Around the same time, I was asked to speak to a journalism class taught by a friend of mine at the Dartmouth Nova Scotia Community College. I was asked to speak on the representation of mental illness in the media. For this talk, I have chosen to highlight your article, entitled “Mental health advocate calls for collaborative approach to wellness.”
In this article by Keith Corcoran, the credibility of the speaker (myself) is challenged from the very top of the article by the rather sensationalist and jarring placement of the first line, which refers to my contemplation of suicide as a preteen. If such a detail needs to be mentioned (which, given the context of the talk I gave, it doesn’t) it could be somehow contextualized, or even placed further down in the article. It also refers to my experience with schizophrenia in terms that are not the current way to define a person who has been given said diagnosis.
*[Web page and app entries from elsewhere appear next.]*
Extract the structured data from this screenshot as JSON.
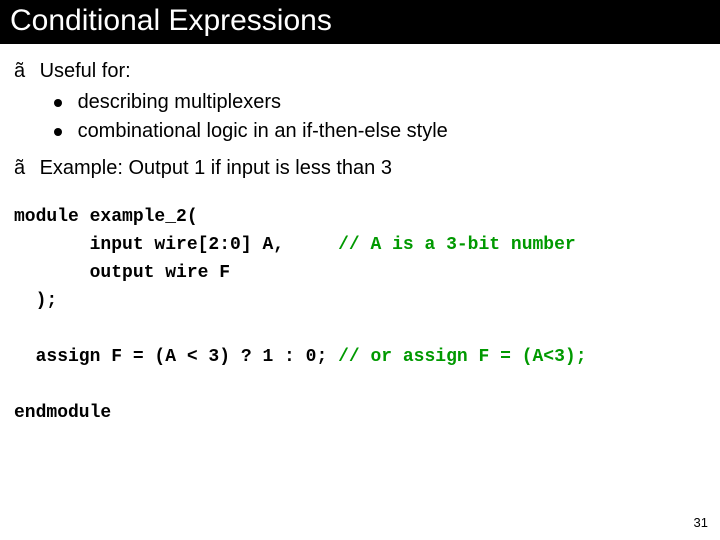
{
  "title": "Conditional Expressions",
  "bullets": {
    "b1": {
      "marker": "ã",
      "text": "Useful for:",
      "sub": [
        "describing multiplexers",
        "combinational logic in an if-then-else style"
      ]
    },
    "b2": {
      "marker": "ã",
      "text": "Example:  Output 1 if input is less than 3"
    }
  },
  "code": {
    "l1": "module example_2(",
    "l2": "       input wire[2:0] A,     ",
    "l2c": "// A is a 3-bit number",
    "l3": "       output wire F",
    "l4": "  );",
    "blank1": "",
    "l5": "  assign F = (A < 3) ? 1 : 0; ",
    "l5c": "// or assign F = (A<3);",
    "blank2": "",
    "l6": "endmodule"
  },
  "page": "31"
}
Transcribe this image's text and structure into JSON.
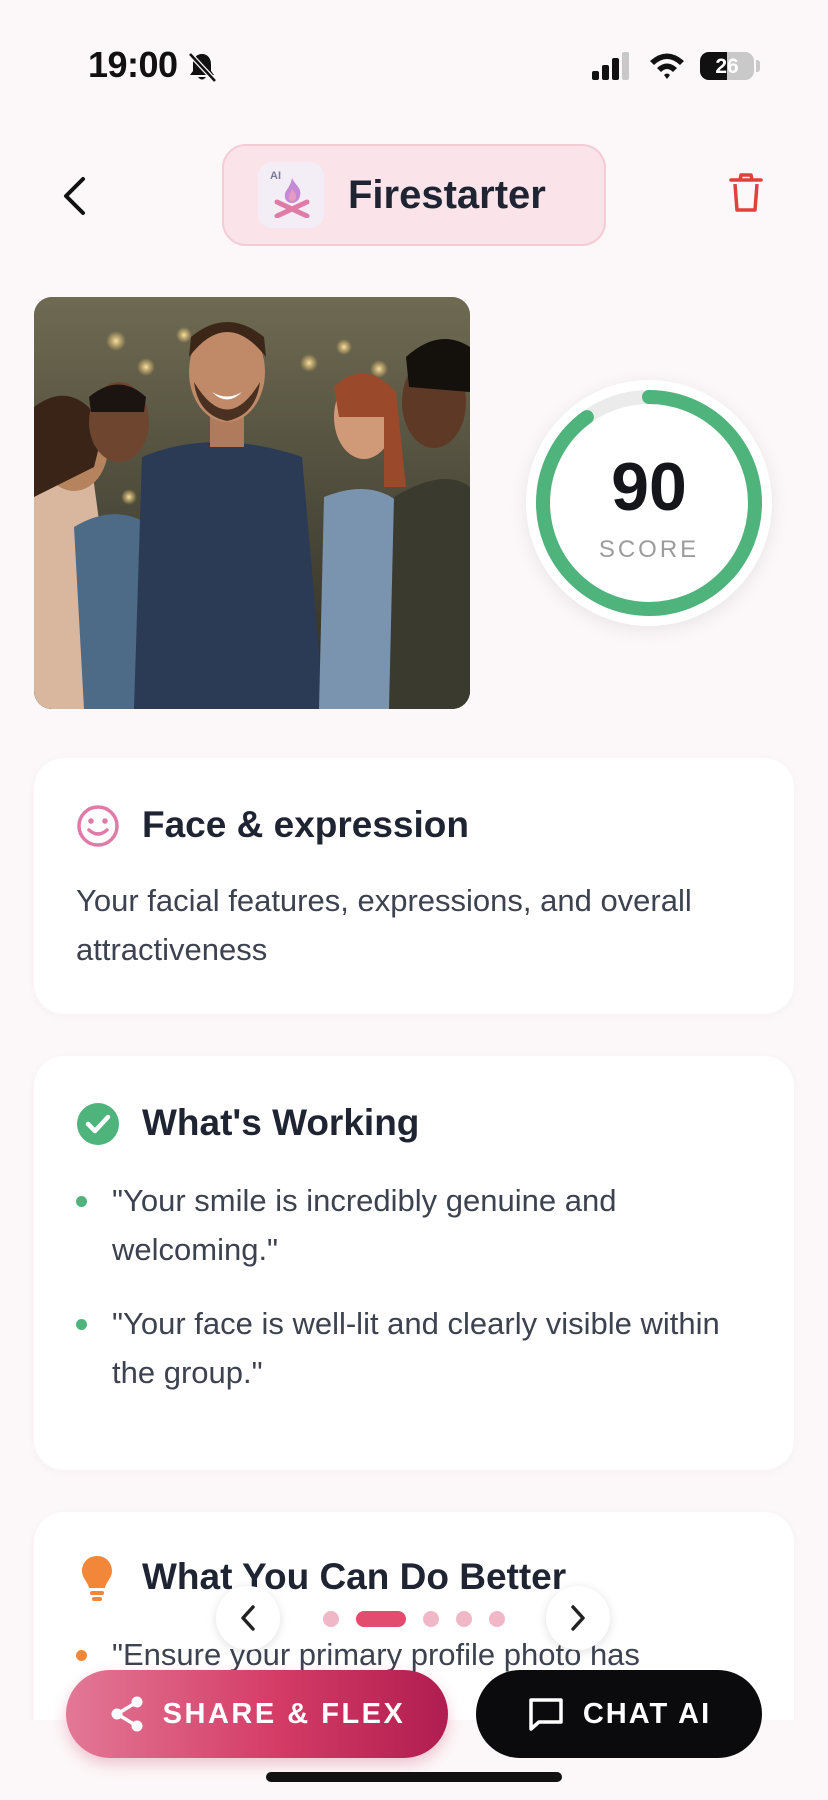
{
  "status_bar": {
    "time": "19:00",
    "battery": "26",
    "icons": [
      "bell-slash-icon",
      "signal-icon",
      "wifi-icon",
      "battery-icon"
    ]
  },
  "header": {
    "back_icon": "chevron-left-icon",
    "logo_badge": "AI",
    "title": "Firestarter",
    "delete_icon": "trash-icon"
  },
  "photo": {
    "description_icon": "group-photo"
  },
  "score": {
    "value": "90",
    "label": "SCORE",
    "fraction": 0.9,
    "color": "#4fb37c",
    "track_color": "#ebebeb"
  },
  "face_card": {
    "icon": "smiley-icon",
    "heading": "Face & expression",
    "body": "Your facial features, expressions, and overall attractiveness"
  },
  "working_card": {
    "icon": "check-circle-icon",
    "heading": "What's Working",
    "items": [
      "\"Your smile is incredibly genuine and welcoming.\"",
      "\"Your face is well-lit and clearly visible within the group.\""
    ]
  },
  "better_card": {
    "icon": "lightbulb-icon",
    "heading": "What You Can Do Better",
    "items": [
      "\"Ensure your primary profile photo has"
    ]
  },
  "pager": {
    "total": 5,
    "active_index": 1
  },
  "actions": {
    "share_label": "SHARE & FLEX",
    "chat_label": "CHAT AI"
  },
  "colors": {
    "accent_pink": "#e24c6e",
    "success_green": "#4fb37c",
    "tip_orange": "#f2873a",
    "trash_red": "#e0413c"
  }
}
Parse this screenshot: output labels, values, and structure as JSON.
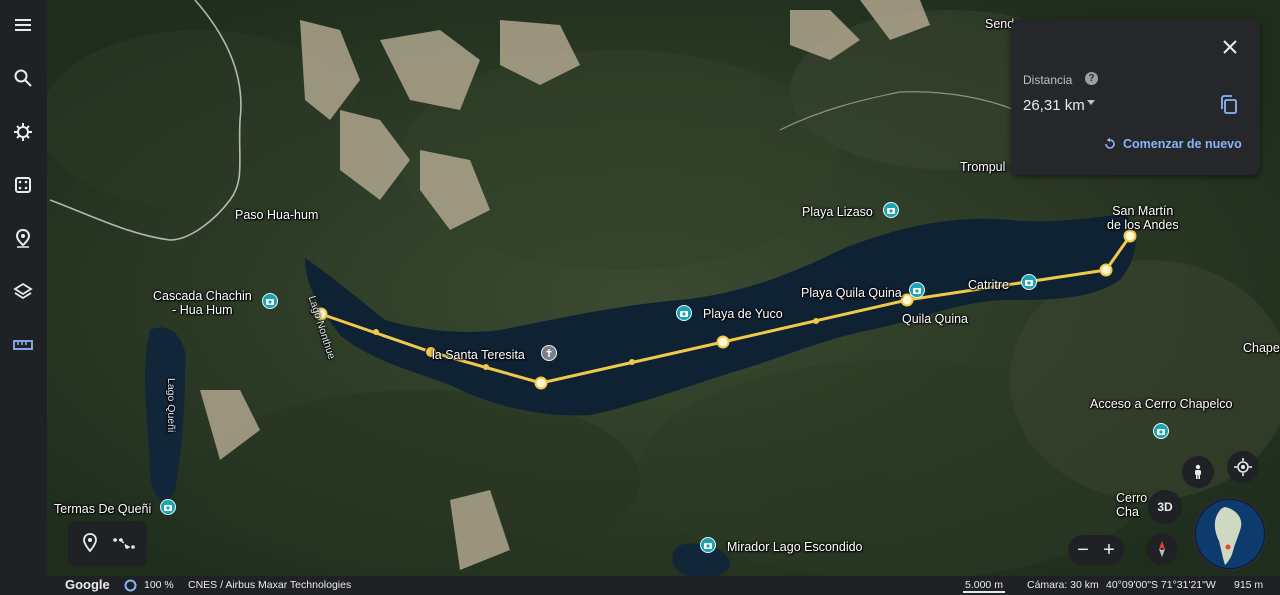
{
  "rail": {
    "items": [
      {
        "name": "menu-icon"
      },
      {
        "name": "search-icon"
      },
      {
        "name": "voyager-icon"
      },
      {
        "name": "feeling-lucky-icon"
      },
      {
        "name": "projects-icon"
      },
      {
        "name": "map-style-icon"
      },
      {
        "name": "measure-icon"
      }
    ]
  },
  "labels": {
    "paso": "Paso Hua-hum",
    "cascada": "Cascada Chachin\n- Hua Hum",
    "lago_nonthue": "Lago Nonthue",
    "lago_queni": "Lago Queñi",
    "santa_teresita": "la Santa Teresita",
    "playa_yuco": "Playa de Yuco",
    "playa_lizaso": "Playa Lizaso",
    "playa_quila": "Playa Quila Quina",
    "quila_quina": "Quila Quina",
    "catritre": "Catritre",
    "san_martin": "San Martín\nde los Andes",
    "trompul": "Trompul",
    "sendero": "Send",
    "chape": "Chape",
    "acceso_chapelco": "Acceso a Cerro Chapelco",
    "cerro_cha": "Cerro\nCha",
    "termas": "Termas De Queñi",
    "mirador": "Mirador Lago Escondido"
  },
  "measure": {
    "label": "Distancia",
    "help": "?",
    "value": "26,31 km",
    "restart": "Comenzar de nuevo"
  },
  "controls": {
    "view3d": "3D",
    "zoom_out": "−",
    "zoom_in": "+"
  },
  "status": {
    "logo": "Google",
    "zoom": "100 %",
    "attribution": "CNES / Airbus  Maxar Technologies",
    "scale": "5.000 m",
    "camera": "Cámara: 30 km",
    "coords": "40°09'00\"S 71°31'21\"W",
    "elevation": "915 m"
  },
  "colors": {
    "route": "#f0c94a",
    "lake": "#0f2233",
    "poi": "#1aa3b5",
    "link": "#8ab4f8"
  }
}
Mr. Corcoran decided to refer to me as a “schizophrenic with a history of anorexia, anxiety and depression.” Unlike the other experiences, the schizophrenia piece of my life was not delegated to my history, but was instead how I was principally defined. I am an artist, a registered counsellor and psychotherapist intern, a public speaker and a person with a lived experience of schizophrenia — not a “schizophrenic.”
Indeed, my mental illness was the gateway to my understanding the mental health system from the inside, and was the reason I decided to become a clinician myself, but it was not the point of my talk at the AGM that night. The point of my talk was to help clinicians to remember why they got into the helping profession in the first place, to give my humble perspective, and to think about some directions we might take to keep ourselves in touch with why we continue to choose to help others.
It was essentially about mindfulness for mental health professionals. And although I made a provocative joke in my speech hinging on a concept that was omitted from this article, I would be careful in the future about the paraphrasing of critical statements about persons’ experiences with mental health care.
By missing the point of my talk, and by defining me as an illness first, person second, you have not only hurt me, but have hurt all of the other people who fight against the stigma of mental illness every day in your area. And for those who are already prejudiced about those who experience mental illness, well, you have given them one more juicy tidbit to gossip about.